Stanford football took big strides toward a successful 2011 season during yesterday’s National Signing Day, hauling in one of the nation’s top recruiting classes. The Cardinal signed 19 players to letters of intent, piecing together a class ranked No. 20 by ESPN.com and No. 22 by Scout.com and Rivals.com.
“This signing class is one that will play a big role in the future success of Stanford football,” said head coach David Shaw. “We wanted to bring in players who demonstrate a certain level of toughness that has been established throughout our program. I feel we have successfully met all of our goals with this recruiting class.”
Stanford bolstered its defense with its signees, adding five defensive linemen, four defensive backs and one linebacker to its roster (though some players may change positions once they join the team).
On offense, the Cardinal added two running backs, two wide receivers, a fullback, two offensive linemen and two quarterbacks.
“We wanted to get receivers, defensive backs and defensive linemen in particular,” Shaw said at a Wednesday afternoon press conference. “Those needs were met.
“In order to win the games that we need to win, we need to keep getting faster, and I think we did that,” he added.
Overall, Stanford had seven four-star recruits as rated by Rivals and Scout, with 11 more earning three-star ratings.
The top-rated recruit in the class is James Vaughters, an inside linebacker from Tucker High School (Ga.). The 6-foot-2 Vaughters, who verbally committed to Stanford over the summer, is among the top five recruits in the nation at his position. Given the departures of last year’s starting linebackers Owen Marecic and Thomas Keiser, Vaughters may immediately see playing time.
The second player in the class rated in the nation’s top 150 players is Wayne Lyons, a safety from Dillard High School (Fla.). Lyons, and Jordan Richards from Folsom High School (Calif.) should reinforce a Stanford secondary that loses top cornerback Richard Sherman next season, and could figure prominently in Stanford’s defensive backfield in the near future.
The Cardinal also picked up two pure defensive tackles, Anthony Hayes from Saint Thomas Academy (Minn.) and Lance Callihan from Catholic High School (La.). Shaw said that Stanford had not signed that type of player in its last two classes.
“To get two in one class has been phenomenal for us,” he said. “I’m really excited to get those young men that are academically what we need them to be, and, football-wise, what we need them to be as well.”

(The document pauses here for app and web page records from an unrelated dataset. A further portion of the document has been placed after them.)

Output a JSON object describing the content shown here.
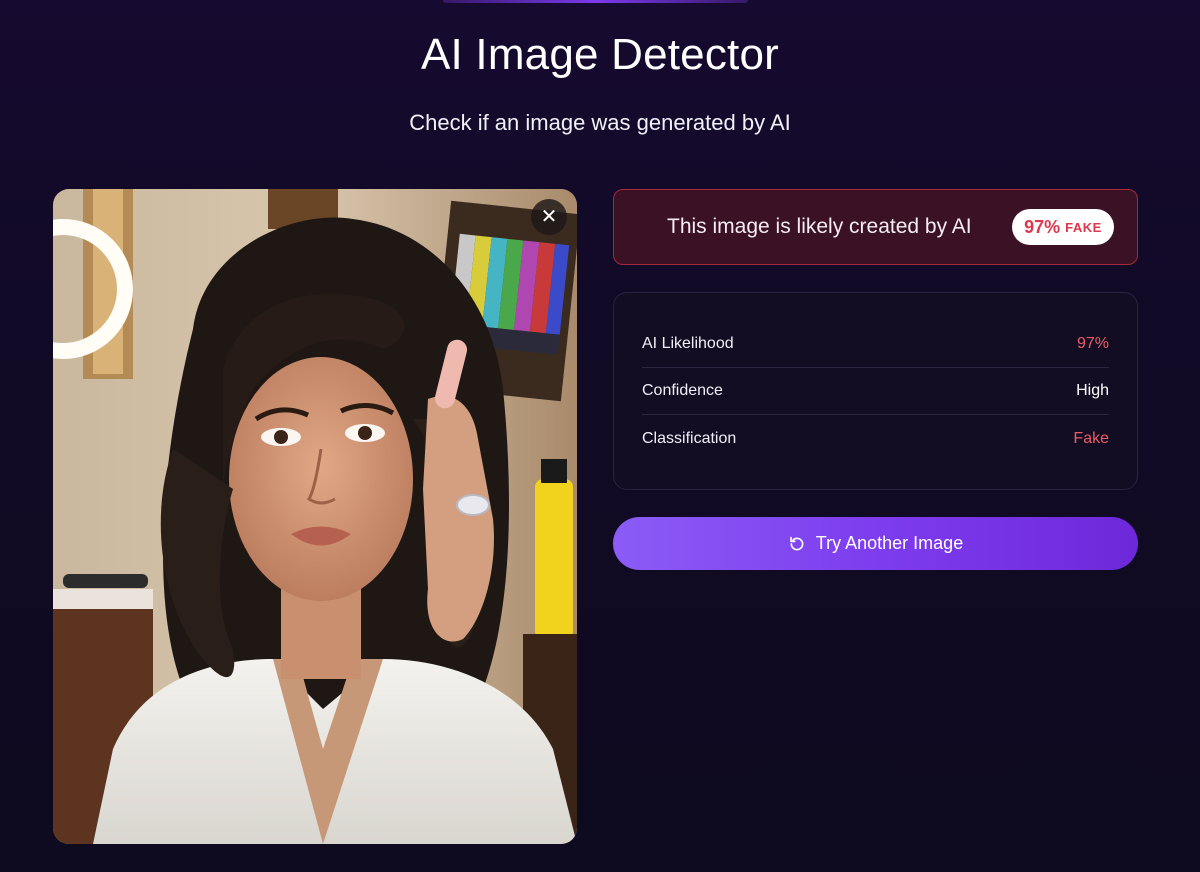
{
  "header": {
    "title": "AI Image Detector",
    "subtitle": "Check if an image was generated by AI"
  },
  "image_panel": {
    "close_glyph": "✕",
    "close_icon": "close-icon"
  },
  "verdict": {
    "text": "This image is likely created by AI",
    "badge_percent": "97%",
    "badge_label": "FAKE"
  },
  "stats": [
    {
      "label": "AI Likelihood",
      "value": "97%",
      "tone": "red"
    },
    {
      "label": "Confidence",
      "value": "High",
      "tone": "white"
    },
    {
      "label": "Classification",
      "value": "Fake",
      "tone": "red"
    }
  ],
  "actions": {
    "try_another_label": "Try Another Image",
    "try_another_icon": "refresh-icon"
  },
  "colors": {
    "accent": "#7c3aed",
    "fake_red": "#e0364d",
    "value_red": "#ef5a6a",
    "background": "#110a26"
  }
}
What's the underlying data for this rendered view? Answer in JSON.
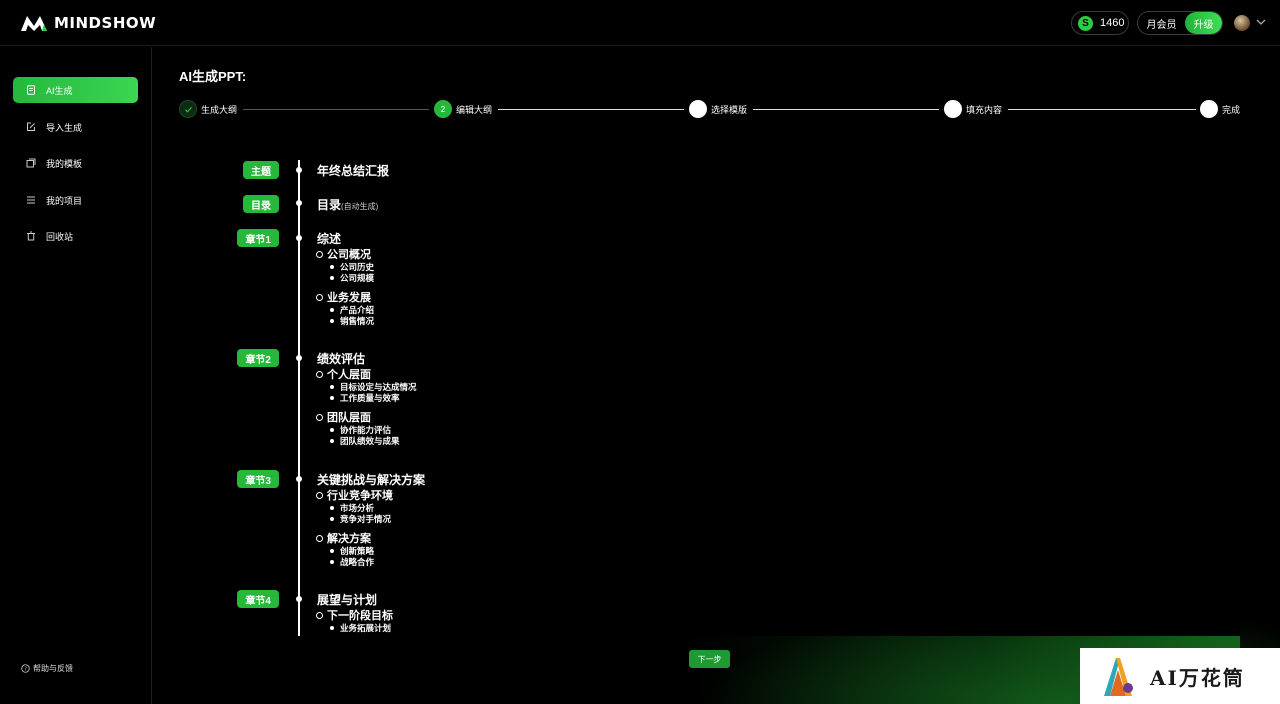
{
  "header": {
    "logo_text": "MINDSHOW",
    "coins": "1460",
    "coin_symbol": "S",
    "member_label": "月会员",
    "upgrade_label": "升级"
  },
  "sidebar": {
    "items": [
      {
        "label": "AI生成",
        "icon": "ai-doc-icon",
        "active": true
      },
      {
        "label": "导入生成",
        "icon": "import-icon",
        "active": false
      },
      {
        "label": "我的模板",
        "icon": "template-icon",
        "active": false
      },
      {
        "label": "我的项目",
        "icon": "list-icon",
        "active": false
      },
      {
        "label": "回收站",
        "icon": "trash-icon",
        "active": false
      }
    ],
    "help_label": "帮助与反馈"
  },
  "main": {
    "title": "AI生成PPT:",
    "steps": [
      {
        "label": "生成大纲",
        "state": "done"
      },
      {
        "label": "编辑大纲",
        "state": "current",
        "number": "2"
      },
      {
        "label": "选择模版",
        "state": "todo"
      },
      {
        "label": "填充内容",
        "state": "todo"
      },
      {
        "label": "完成",
        "state": "todo"
      }
    ],
    "outline": {
      "topic_tag": "主题",
      "topic": "年终总结汇报",
      "toc_tag": "目录",
      "toc": "目录",
      "toc_note": "(自动生成)",
      "chapters": [
        {
          "tag": "章节1",
          "title": "综述",
          "subs": [
            {
              "title": "公司概况",
              "leaves": [
                "公司历史",
                "公司规模"
              ]
            },
            {
              "title": "业务发展",
              "leaves": [
                "产品介绍",
                "销售情况"
              ]
            }
          ]
        },
        {
          "tag": "章节2",
          "title": "绩效评估",
          "subs": [
            {
              "title": "个人层面",
              "leaves": [
                "目标设定与达成情况",
                "工作质量与效率"
              ]
            },
            {
              "title": "团队层面",
              "leaves": [
                "协作能力评估",
                "团队绩效与成果"
              ]
            }
          ]
        },
        {
          "tag": "章节3",
          "title": "关键挑战与解决方案",
          "subs": [
            {
              "title": "行业竞争环境",
              "leaves": [
                "市场分析",
                "竞争对手情况"
              ]
            },
            {
              "title": "解决方案",
              "leaves": [
                "创新策略",
                "战略合作"
              ]
            }
          ]
        },
        {
          "tag": "章节4",
          "title": "展望与计划",
          "subs": [
            {
              "title": "下一阶段目标",
              "leaves": [
                "业务拓展计划"
              ]
            }
          ]
        }
      ]
    },
    "next_label": "下一步"
  },
  "watermark": {
    "text": "AI万花筒"
  },
  "colors": {
    "accent": "#25b83b",
    "background": "#000000"
  }
}
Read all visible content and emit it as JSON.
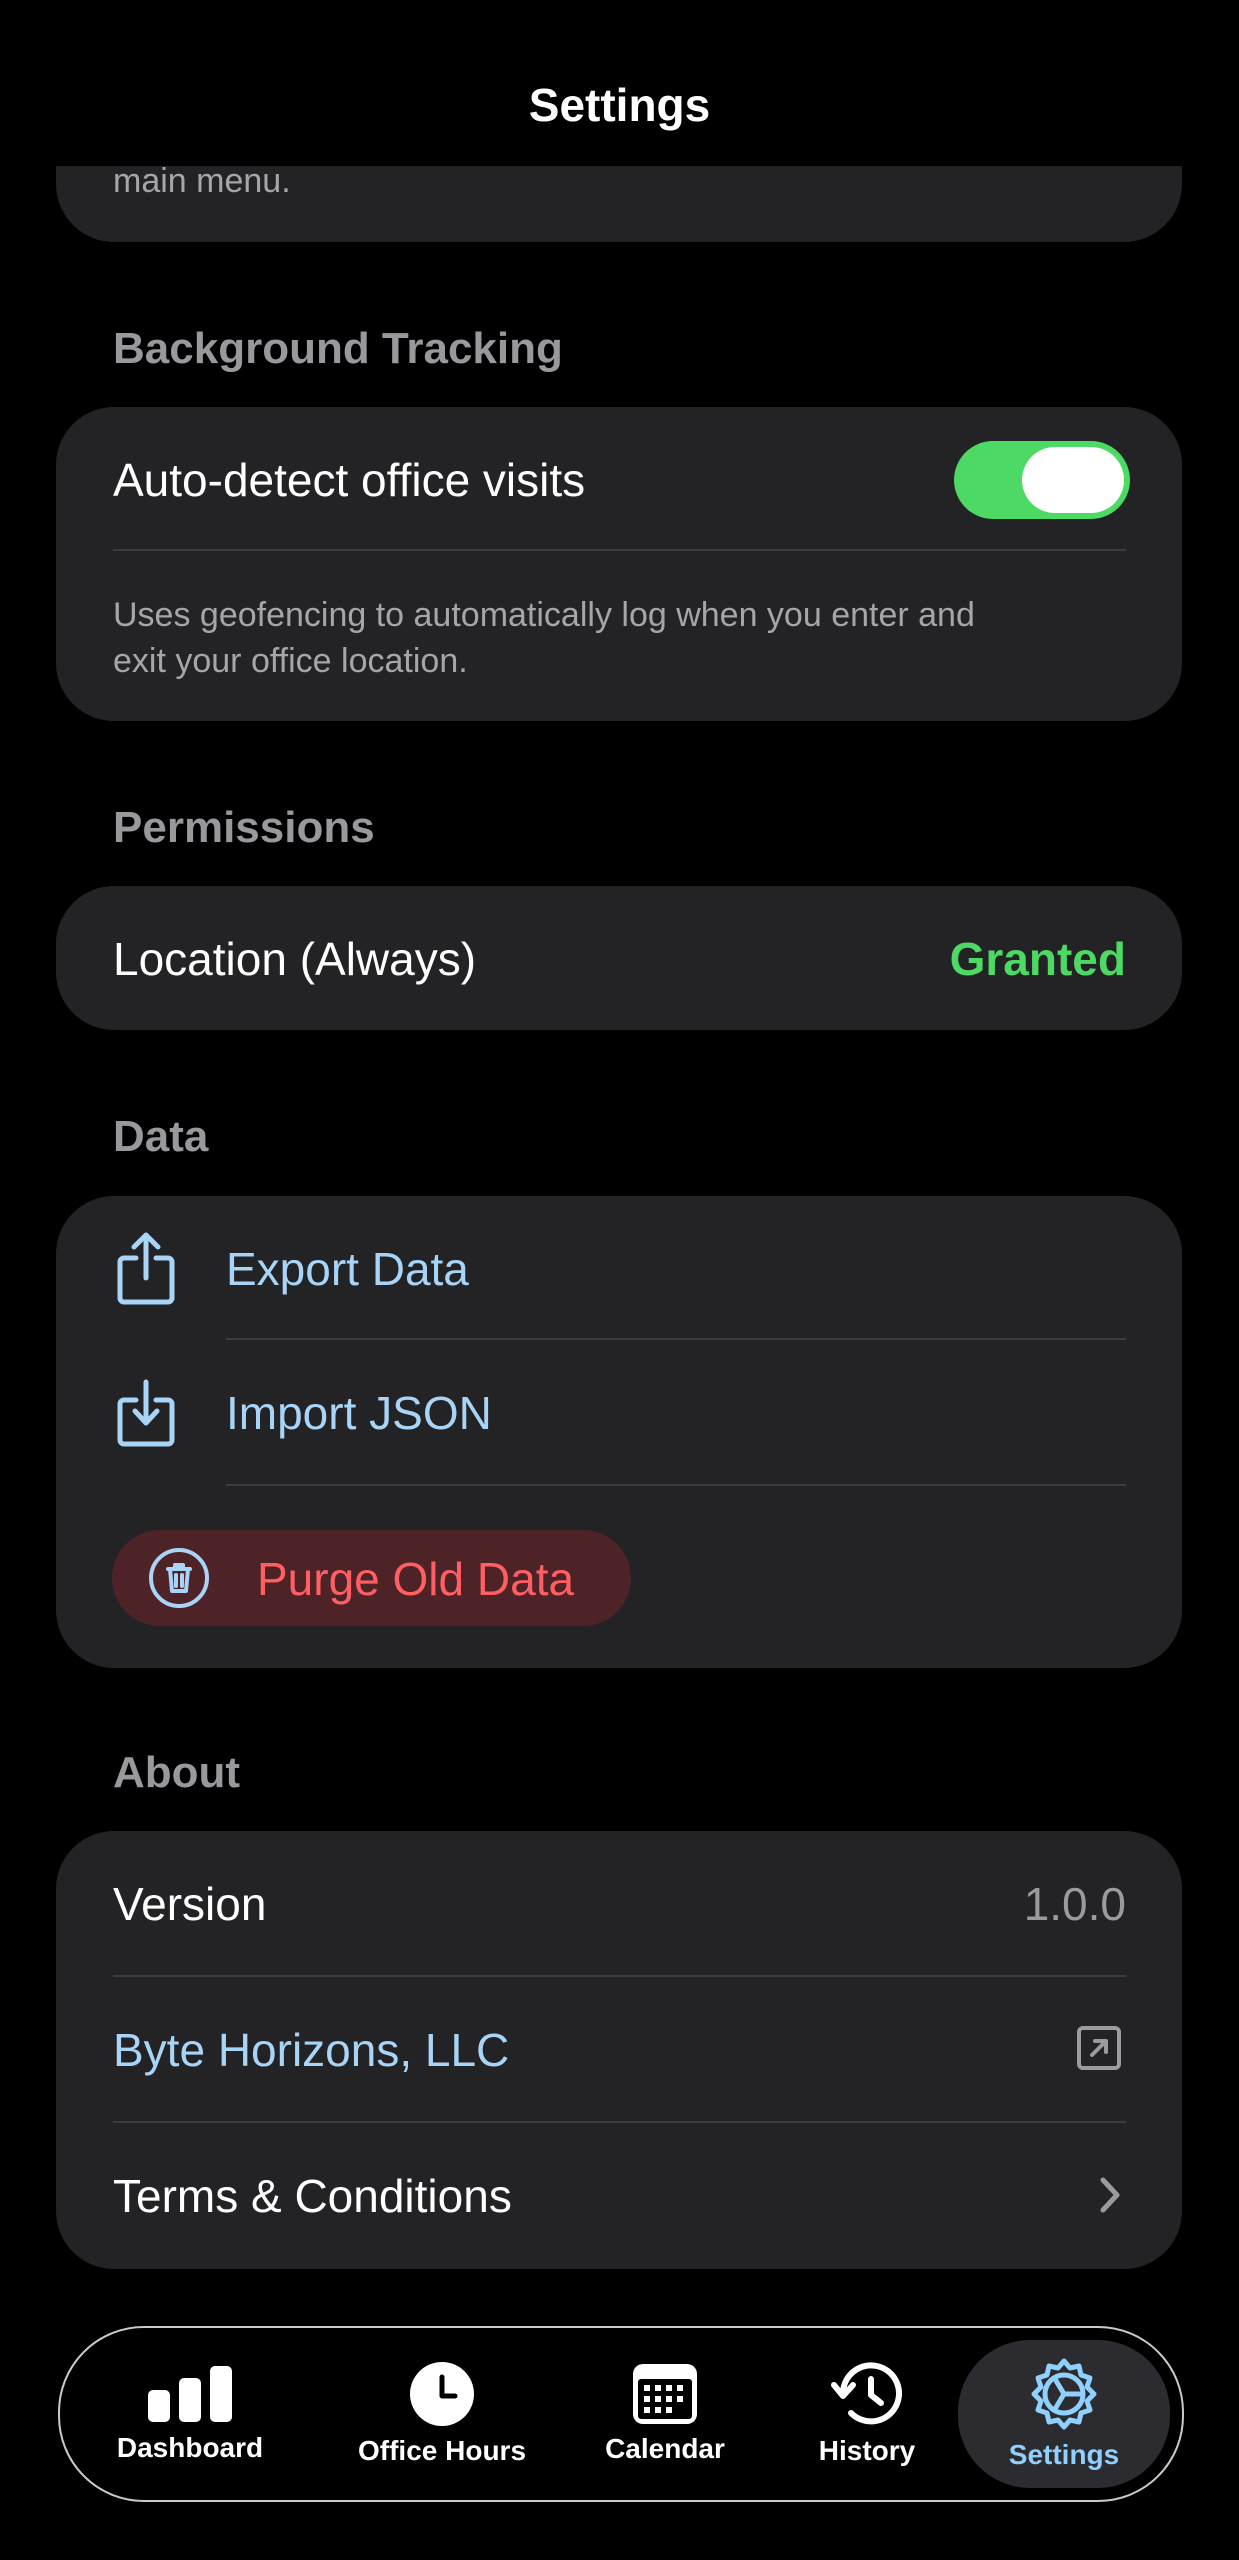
{
  "header": {
    "title": "Settings"
  },
  "top_card": {
    "clipped_text": "main menu."
  },
  "background_tracking": {
    "header": "Background Tracking",
    "toggle_label": "Auto-detect office visits",
    "toggle_on": true,
    "description_line1": "Uses geofencing to automatically log when you enter and",
    "description_line2": "exit your office location."
  },
  "permissions": {
    "header": "Permissions",
    "label": "Location (Always)",
    "status": "Granted",
    "status_color": "#4cd964"
  },
  "data": {
    "header": "Data",
    "export_label": "Export Data",
    "import_label": "Import JSON",
    "purge_label": "Purge Old Data"
  },
  "about": {
    "header": "About",
    "version_label": "Version",
    "version_value": "1.0.0",
    "company_label": "Byte Horizons, LLC",
    "terms_label": "Terms & Conditions"
  },
  "tabs": [
    {
      "label": "Dashboard",
      "icon": "bar-chart-icon"
    },
    {
      "label": "Office Hours",
      "icon": "clock-icon"
    },
    {
      "label": "Calendar",
      "icon": "calendar-icon"
    },
    {
      "label": "History",
      "icon": "history-icon"
    },
    {
      "label": "Settings",
      "icon": "gear-icon",
      "active": true
    }
  ],
  "colors": {
    "accent": "#a8d4f7",
    "danger": "#ff5f63",
    "success": "#4cd964",
    "card": "#232326"
  }
}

The Cardinal’s final four-star defensive recruit is Charlie Hopkins, a 6-foot-6, 240-pound defensive end out of Gonzaga Prep School (Wash.). Hopkins committed verbally to Stanford in early June.
On offense, Stanford’s receiving corps should get a strong boost from the addition of Ty Montgomery from Saint Mark’s School (Texas). Two of Stanford’s top receivers from last season, Doug Baldwin and Ryan Whalen, are out of eligibility, so Montgomery should be a solid target for rising junior quarterback Andrew Luck next season.
Two understudies for Luck also signed on with the Card—Evan Crower from Saint Augustine High School (Calif.) and Kevin Hogan of Gonzaga College High School (D.C.). Crower is the more highly touted of the pair, but both figure to compete immediately with Stanford’s existing backup quarterbacks for positions on the depth chart.
Stanford picked up a two-way player in Patrick Skov from the Lawrenceville School (N.J.). Skov, the younger brother of sophomore linebacker Shayne Skov, plays both inside linebacker and fullback, and he may play one or both positions for the Cardinal.
Aside from Montgomery, Stanford added three four-star players. At the offensive lineman position, Brendon Austin from Chaparral High School (Colo.) will join the team, along with a pair of new running backs: Remound Wright from Bishop Dwenger (Ind.) and Kelsey Young from Norco High School (Calif.), the same institution that produced former Stanford running back Toby Gerhart.
The coaching switch to Shaw from former head coach Jim Harbaugh, who departed in January to lead the NFL’s San Francisco 49ers, had only a mild effect on the recruiting class. Stanford did lose two four-star recruits after his departure: running back Amir Carlisle from The Kings Academy in Sunnyvale, Calif. and linebacker Anthony Sarao, who decommitted after the change and signed instead with USC. Carlisle, who will also attend USC, has said that Harbaugh’s decision was not a factor in his decision. Garrett Gladd, a guard from Oklahoma, also decommitted to go to Tulsa.
Shaw said he promised recruits continuity with the Harbaugh era. That helped many new players decide to maintain their commitments to Stanford.
“I think the fact that I was a familiar face to all of the recruits helped smooth the transition,” Shaw said. “They weren’t coming into a complete unknown. We made a dedication and we made it known early that we’re not going to change scheme, which a lot of these guys were sold on from the beginning. Stanford University itself, as well as what we do on the field schematically and the way we play—those three things haven’t changed.”